You may go to a different parish for any reason you like. It’s OK.
You might talk to this priest, first, though. This may be a temporary measure meant to keep from spreading some local epidemic or pandemic. In that case, you may be willing to re-think how important it is to you to exercise your right to receive on the tongue. Having said that, you may also remind your pastor–all due respect being assumed–that reception on the tongue is your right, as per the Instruction Redemptionis Sacramentum. He has no authority to deny you that right, nor to even imply that he has that authority, but may only ask you and others under his care to voluntarily receive in the hand because you discern his reasons to be compelling.
In any event, charity may compel you to agree to his request (or it may not, I’m not arguing that point, because I don’t know the gravity of his reasoning), but canon law will not. The law is on your side:

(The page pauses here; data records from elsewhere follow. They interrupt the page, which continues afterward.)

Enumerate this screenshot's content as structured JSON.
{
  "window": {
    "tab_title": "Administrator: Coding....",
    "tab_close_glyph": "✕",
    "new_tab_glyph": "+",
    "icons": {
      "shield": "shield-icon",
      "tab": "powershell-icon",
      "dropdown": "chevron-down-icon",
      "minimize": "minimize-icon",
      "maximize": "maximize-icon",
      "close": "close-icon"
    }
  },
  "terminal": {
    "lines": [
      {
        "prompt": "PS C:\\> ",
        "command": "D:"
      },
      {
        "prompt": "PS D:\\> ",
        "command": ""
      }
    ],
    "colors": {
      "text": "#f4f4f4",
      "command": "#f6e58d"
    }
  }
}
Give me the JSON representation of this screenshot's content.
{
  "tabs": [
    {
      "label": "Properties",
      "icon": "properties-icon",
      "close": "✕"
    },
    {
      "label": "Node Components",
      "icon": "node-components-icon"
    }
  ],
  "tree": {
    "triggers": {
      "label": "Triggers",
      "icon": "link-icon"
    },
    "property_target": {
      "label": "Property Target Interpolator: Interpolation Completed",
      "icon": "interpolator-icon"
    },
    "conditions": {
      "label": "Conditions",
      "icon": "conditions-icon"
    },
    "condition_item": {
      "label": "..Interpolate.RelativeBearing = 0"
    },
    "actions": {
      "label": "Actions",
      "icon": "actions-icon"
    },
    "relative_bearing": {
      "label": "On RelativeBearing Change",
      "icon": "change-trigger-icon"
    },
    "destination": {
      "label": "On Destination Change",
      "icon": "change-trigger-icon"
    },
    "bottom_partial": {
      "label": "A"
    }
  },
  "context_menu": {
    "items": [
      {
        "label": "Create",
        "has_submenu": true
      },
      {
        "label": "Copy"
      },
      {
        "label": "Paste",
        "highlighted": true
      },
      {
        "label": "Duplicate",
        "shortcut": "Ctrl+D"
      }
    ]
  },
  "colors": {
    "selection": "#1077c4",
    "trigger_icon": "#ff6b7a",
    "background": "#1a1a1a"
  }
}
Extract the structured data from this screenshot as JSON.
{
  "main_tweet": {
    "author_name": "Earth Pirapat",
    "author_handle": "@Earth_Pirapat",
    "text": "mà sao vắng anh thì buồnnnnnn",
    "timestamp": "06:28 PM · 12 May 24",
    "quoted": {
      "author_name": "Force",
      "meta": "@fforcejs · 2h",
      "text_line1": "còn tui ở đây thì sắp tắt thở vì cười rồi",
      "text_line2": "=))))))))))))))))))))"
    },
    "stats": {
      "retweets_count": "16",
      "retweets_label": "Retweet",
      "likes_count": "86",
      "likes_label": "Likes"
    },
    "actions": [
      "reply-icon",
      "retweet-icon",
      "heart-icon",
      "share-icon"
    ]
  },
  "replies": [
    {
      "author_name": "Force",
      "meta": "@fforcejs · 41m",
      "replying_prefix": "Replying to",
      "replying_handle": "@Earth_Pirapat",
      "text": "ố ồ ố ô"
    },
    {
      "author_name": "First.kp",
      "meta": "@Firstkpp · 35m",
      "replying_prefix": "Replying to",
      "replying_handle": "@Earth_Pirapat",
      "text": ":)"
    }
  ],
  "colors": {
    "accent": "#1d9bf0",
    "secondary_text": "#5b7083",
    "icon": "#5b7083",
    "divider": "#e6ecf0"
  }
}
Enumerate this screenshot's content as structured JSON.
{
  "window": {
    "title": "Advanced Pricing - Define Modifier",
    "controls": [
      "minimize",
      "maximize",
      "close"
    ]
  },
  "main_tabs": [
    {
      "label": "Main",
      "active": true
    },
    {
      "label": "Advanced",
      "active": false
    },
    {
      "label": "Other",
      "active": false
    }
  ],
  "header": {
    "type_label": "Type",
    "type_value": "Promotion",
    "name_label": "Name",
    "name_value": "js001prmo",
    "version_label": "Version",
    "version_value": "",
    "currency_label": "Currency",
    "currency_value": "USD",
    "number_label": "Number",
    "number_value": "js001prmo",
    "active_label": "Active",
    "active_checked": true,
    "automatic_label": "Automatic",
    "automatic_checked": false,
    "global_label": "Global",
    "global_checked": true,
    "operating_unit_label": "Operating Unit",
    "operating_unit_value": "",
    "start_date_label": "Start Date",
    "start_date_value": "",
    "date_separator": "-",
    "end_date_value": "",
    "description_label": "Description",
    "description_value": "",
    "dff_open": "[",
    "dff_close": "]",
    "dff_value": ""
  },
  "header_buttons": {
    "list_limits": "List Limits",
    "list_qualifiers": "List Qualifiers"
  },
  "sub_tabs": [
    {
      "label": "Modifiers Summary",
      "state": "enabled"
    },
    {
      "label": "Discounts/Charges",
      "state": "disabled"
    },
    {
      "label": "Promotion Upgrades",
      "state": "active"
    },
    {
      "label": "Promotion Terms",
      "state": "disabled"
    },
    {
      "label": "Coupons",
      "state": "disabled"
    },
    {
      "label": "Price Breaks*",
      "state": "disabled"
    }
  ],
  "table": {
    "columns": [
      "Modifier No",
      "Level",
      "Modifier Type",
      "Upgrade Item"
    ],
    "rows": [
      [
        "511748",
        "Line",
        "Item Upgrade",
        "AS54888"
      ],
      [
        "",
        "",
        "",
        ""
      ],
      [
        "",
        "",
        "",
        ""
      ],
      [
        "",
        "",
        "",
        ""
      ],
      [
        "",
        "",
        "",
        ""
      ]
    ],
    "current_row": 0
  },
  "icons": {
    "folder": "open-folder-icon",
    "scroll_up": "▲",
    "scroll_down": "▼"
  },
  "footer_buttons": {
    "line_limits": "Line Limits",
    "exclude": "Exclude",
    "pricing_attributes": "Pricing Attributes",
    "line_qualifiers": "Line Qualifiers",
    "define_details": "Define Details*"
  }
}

[92.] Although each of the faithful always has the right to receive Holy Communion on the tongue, at his choice, if any communicant should wish to receive the Sacrament in the hand, in areas where the Bishops’ Conference with the recognitio of the Apostolic See has given permission, the sacred host is to be administered to him or her. However, special care should be taken to ensure that the host is consumed by the communicant in the presence of the minister, so that no one goes away carrying the Eucharistic species in his hand. If there is a risk of profanation, then Holy Communion should not be given in the hand to the faithful.
In our parish, it is being asked that we receive Holy Communion in the hand, because we have already had one funeral for a relatively young person who died of H1N1, and because the pastor learned that people can be contagious for a day or more before symptoms make them aware that they are a danger to anyone else. (Holy Communion under the species of wine is also not being generally offered to the faithful.) The request, however, is very clearly worded that way: the faithful are being asked, not told. No one has said that communicants will be refused to exercise their right to receive Holy Communion on the tongue. Because of the particular gravity of the reason behind the request, the pastoral decision to discourage Holy Communion in the hand for a limited time is permissible…or at least, this is what I understand our archbishop to have decided for our diocese at present. IMHO, asking the faithful to forgo something that is a right is a matter with enough gravity that a priest who has the ability to be in contact with his bishop about his particular situation would be well-advised to do so.